Overall, though, there was nothing truly terrible about the Mitsubishi Outlander Sport. It didn’t offer much of a premium or sporty driving experience, but it certainly wasn’t a bad car. Most buyers aren’t going to be concerned with how sporty their CUV feels, and not everybody wants a near-luxury car. A lot of people just want to get a great deal on a competent vehicle that can transport their stuff and them comfortably enough.
For around $25,000, even without the more powerful engine, I would certainly recommend the Mitsubishi Outlander Sport to someone who wanted a fairly small crossover SUV that offers modern features and doesn’t break the bank. Considering that Mitsubishi’s powertrain and bumper-to-bumper warranties match Hyundai and Kia at 10 years or 100,000 miles and five years or 60,000 miles, respectively, it’s a great way to give buyers peace of mind that they won’t be risking expensive repair bills by buying something that isn’t a Honda or Toyota.

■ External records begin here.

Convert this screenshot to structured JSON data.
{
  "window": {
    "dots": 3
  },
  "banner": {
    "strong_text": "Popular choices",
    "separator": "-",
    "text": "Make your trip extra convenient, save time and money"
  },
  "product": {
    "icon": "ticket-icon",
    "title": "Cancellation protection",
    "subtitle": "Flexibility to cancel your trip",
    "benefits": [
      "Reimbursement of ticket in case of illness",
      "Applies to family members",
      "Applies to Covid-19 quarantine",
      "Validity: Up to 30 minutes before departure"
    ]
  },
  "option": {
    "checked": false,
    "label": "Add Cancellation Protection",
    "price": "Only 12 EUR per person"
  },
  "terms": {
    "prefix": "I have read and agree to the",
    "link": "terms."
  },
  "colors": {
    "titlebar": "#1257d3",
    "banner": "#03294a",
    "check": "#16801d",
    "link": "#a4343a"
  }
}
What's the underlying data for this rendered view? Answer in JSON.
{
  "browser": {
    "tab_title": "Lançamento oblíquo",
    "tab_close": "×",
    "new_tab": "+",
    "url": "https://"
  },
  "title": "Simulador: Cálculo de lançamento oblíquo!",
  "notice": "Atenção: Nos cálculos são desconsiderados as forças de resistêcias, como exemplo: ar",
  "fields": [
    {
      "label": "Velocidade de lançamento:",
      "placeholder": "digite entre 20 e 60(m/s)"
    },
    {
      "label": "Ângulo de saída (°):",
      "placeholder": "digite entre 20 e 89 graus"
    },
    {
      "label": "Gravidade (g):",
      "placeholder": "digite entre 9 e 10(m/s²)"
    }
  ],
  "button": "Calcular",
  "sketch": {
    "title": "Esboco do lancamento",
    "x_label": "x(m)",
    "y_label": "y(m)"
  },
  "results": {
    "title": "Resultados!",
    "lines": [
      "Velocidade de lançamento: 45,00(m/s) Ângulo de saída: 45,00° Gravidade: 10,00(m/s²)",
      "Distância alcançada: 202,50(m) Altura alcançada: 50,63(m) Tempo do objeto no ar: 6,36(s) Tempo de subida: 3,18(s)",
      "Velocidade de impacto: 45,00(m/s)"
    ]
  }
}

Unfortunately, the Outlander Sport I had didn’t sticker for $24,945. Its actual MSRP was $29,945. For that kind of money, you could buy the Nissan Rogue SV I just got done testing and still have $1,655 in your pocket. That car didn’t have a panoramic glass roof or leather upholstery, but a Rogue with both would still only cost $2,500 more than the Outlander Sport. Having driven both back-to-back, it’s hard to see someone else doing the same and not preferring the Rogue.
To look at it a different way, $29,945 is almost in BMW X1 or Mercedes-Benz GLA territory. For just a few thousand more dollars than the Mitsubishi, you could have an entry-level German CUV with significantly more power and prestige. Ultimately, the Outlander Sport comes up short, not necessarily because it’s such a bad vehicle, but because it’s just more expensive that it should be.